- They take out $10,000 from a RRIF. This is taxable income but no taxes are paid because it’s below the $11,300 basic personal amount.
- They take out another $20,000 from a TFSA. This is tax free income.
That’s a combined annual retirement income of $30,000 completely tax free. 🙂 On top of this most Canadians will receive government benefits like OAS, GIS, and CPP. The $30,000 withdrawal represents 4% of the entire $750,000 portfolio so it should be sustainable. Furthermore TFSA withdrawals don’t count as income for clawing back old age benefits. This is one reason why the TFSA might be a better option than the RRSP for most people. 😉
By contributing the maximum amount starting now ($10,000/year) it will take 26 years to build a TFSA portfolio worth $500,000, assuming an average investment return of 5%/year over inflation. The earlier we start the better. However the TFSA does not appear to be very popular with the younger generation.
The changes to the TFSA and RIF are essentially tax breaks for Canadian savers and seniors. 🙂

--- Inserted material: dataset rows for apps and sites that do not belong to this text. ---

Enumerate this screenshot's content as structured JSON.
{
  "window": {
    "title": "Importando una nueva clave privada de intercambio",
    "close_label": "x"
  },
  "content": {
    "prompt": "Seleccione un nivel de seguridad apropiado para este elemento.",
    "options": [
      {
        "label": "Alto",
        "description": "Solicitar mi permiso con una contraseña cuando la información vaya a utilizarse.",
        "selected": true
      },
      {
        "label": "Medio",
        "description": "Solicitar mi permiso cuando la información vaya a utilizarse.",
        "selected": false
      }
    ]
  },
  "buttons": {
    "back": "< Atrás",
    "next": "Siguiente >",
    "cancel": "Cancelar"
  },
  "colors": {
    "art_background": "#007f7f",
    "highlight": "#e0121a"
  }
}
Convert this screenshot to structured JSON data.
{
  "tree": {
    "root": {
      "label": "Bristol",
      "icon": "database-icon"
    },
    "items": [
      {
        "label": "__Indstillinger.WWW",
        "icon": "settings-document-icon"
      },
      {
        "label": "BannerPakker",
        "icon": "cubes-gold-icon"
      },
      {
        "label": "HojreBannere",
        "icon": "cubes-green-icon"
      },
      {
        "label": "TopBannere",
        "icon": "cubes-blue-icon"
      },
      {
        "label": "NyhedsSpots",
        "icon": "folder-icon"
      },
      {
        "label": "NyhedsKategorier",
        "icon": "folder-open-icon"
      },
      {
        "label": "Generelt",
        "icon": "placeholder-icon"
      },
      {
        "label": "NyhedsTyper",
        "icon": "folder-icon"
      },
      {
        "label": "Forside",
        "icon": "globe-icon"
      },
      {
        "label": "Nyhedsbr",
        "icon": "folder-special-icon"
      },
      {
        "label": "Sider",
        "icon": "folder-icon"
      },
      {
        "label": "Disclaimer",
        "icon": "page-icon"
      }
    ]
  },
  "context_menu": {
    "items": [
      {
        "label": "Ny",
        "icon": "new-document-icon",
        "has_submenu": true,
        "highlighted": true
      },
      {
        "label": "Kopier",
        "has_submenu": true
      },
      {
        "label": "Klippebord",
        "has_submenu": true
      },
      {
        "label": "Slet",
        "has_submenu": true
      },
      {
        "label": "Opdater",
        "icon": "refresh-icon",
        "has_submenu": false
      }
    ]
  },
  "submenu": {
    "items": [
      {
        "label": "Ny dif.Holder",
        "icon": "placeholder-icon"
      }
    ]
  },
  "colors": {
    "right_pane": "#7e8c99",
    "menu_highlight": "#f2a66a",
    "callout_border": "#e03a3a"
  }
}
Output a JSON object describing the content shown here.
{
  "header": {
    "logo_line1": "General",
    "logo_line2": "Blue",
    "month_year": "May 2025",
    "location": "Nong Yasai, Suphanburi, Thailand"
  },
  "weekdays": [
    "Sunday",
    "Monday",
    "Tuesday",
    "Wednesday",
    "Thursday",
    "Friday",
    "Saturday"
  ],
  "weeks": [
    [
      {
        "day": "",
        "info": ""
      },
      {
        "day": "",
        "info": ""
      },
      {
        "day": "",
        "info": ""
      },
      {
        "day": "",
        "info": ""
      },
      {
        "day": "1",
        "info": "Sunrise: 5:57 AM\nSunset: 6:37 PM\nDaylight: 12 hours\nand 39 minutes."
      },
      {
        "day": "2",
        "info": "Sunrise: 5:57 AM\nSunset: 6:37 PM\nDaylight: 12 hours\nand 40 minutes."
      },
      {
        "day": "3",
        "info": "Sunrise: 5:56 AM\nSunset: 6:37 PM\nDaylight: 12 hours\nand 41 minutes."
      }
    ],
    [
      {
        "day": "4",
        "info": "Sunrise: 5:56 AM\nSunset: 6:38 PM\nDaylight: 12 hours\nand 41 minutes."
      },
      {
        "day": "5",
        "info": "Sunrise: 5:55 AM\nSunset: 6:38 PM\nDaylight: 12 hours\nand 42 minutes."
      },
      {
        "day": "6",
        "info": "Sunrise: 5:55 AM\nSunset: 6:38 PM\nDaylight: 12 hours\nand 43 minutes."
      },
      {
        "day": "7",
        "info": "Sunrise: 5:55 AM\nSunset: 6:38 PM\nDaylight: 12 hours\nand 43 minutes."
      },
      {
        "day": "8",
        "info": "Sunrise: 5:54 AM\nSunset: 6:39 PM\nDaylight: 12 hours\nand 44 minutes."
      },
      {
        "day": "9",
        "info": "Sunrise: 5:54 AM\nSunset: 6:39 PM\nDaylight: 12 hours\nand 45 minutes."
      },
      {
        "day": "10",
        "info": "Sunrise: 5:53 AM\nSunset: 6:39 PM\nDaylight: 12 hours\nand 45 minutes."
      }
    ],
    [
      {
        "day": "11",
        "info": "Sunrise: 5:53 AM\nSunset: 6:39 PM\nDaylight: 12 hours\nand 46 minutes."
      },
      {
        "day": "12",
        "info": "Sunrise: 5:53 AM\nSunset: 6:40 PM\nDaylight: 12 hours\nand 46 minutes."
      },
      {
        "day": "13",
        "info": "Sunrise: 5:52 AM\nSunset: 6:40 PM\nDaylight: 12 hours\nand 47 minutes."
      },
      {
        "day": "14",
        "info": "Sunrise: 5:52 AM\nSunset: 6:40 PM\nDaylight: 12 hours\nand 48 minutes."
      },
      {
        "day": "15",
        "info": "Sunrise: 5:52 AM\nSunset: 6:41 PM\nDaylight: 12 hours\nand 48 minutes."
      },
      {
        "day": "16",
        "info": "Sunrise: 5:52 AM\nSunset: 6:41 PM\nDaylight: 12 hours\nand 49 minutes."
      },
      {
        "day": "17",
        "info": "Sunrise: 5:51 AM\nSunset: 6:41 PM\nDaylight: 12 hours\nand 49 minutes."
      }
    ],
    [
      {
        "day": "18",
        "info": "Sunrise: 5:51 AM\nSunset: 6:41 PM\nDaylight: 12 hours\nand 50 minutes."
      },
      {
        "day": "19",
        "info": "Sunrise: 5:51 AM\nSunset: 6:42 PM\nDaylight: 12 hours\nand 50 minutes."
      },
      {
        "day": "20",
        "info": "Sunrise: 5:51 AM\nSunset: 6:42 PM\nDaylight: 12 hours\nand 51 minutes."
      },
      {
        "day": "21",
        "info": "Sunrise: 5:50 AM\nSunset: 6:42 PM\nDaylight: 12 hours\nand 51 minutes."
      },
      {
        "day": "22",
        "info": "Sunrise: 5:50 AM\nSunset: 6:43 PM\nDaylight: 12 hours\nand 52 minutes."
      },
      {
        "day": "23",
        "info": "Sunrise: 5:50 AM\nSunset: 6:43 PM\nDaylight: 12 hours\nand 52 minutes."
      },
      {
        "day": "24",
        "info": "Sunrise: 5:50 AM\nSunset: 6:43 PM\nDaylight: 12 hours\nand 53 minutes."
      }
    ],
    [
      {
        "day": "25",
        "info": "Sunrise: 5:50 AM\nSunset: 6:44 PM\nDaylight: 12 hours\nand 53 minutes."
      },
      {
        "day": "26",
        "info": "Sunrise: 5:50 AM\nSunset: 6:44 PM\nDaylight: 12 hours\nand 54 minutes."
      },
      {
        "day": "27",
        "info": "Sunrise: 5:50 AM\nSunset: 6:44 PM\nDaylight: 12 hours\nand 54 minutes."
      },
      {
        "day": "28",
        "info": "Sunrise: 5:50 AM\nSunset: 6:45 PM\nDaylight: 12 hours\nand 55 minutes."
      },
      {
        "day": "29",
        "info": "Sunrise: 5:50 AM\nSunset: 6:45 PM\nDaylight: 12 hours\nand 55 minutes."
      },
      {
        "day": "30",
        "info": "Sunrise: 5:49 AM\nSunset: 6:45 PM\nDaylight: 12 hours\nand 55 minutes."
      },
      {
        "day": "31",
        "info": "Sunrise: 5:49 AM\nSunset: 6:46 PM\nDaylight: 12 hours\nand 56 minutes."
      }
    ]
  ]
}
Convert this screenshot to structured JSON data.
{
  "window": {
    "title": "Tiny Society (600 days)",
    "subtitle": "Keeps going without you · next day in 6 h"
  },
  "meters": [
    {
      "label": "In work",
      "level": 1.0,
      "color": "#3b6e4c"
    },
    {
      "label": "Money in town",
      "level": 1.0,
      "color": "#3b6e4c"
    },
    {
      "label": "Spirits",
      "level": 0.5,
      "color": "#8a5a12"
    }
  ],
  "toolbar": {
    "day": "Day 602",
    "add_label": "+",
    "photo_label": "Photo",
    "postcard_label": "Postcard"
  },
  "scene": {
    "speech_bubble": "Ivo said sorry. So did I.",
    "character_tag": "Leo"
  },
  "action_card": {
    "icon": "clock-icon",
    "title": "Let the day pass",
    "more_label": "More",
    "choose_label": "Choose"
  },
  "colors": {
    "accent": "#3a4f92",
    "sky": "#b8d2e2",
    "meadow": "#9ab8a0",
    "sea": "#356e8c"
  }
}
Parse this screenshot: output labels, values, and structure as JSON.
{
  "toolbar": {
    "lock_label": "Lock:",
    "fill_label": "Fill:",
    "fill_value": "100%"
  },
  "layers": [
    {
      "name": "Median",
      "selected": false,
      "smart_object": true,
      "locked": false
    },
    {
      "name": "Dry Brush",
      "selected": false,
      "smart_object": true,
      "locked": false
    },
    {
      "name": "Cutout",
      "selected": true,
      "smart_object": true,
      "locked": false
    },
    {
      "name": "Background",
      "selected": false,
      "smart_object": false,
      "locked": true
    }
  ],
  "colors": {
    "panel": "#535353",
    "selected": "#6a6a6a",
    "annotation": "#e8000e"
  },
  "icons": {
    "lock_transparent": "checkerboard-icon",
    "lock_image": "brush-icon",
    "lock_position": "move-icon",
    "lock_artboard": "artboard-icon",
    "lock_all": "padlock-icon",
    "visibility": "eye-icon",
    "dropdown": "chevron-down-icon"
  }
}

Other 2015 Federal Budget Highlights
- Employment Insurance (EI) premium rate cut from 1.88% to 1.49% starting in 2017, a reduction of 21%. This will keep more money in the pockets of both individuals and businesses.
- EI benefits to care for a sick or dying relative extended to six months from current six weeks.
- A new home accessibility tax credit to renovate homes to make them more accessible for seniors and people with disabilities.
- Small businesses earning less than half a million dollars will see their tax rate cut to 9% from 11% by 2019.
- Industry will see the accelerated capital cost allowance for new equipment extended 10 years.
- Changes to student grant and loan programs to ease eligibility for short-term students and working students.
- $292.5 million for the RCMP, Canadian Security Intelligence Service (CSIS) and Canada Border Services Agency for counter-terrorism.
You may download the full 500+ page federal budget plan for 2015 here.
Random Useless Fact: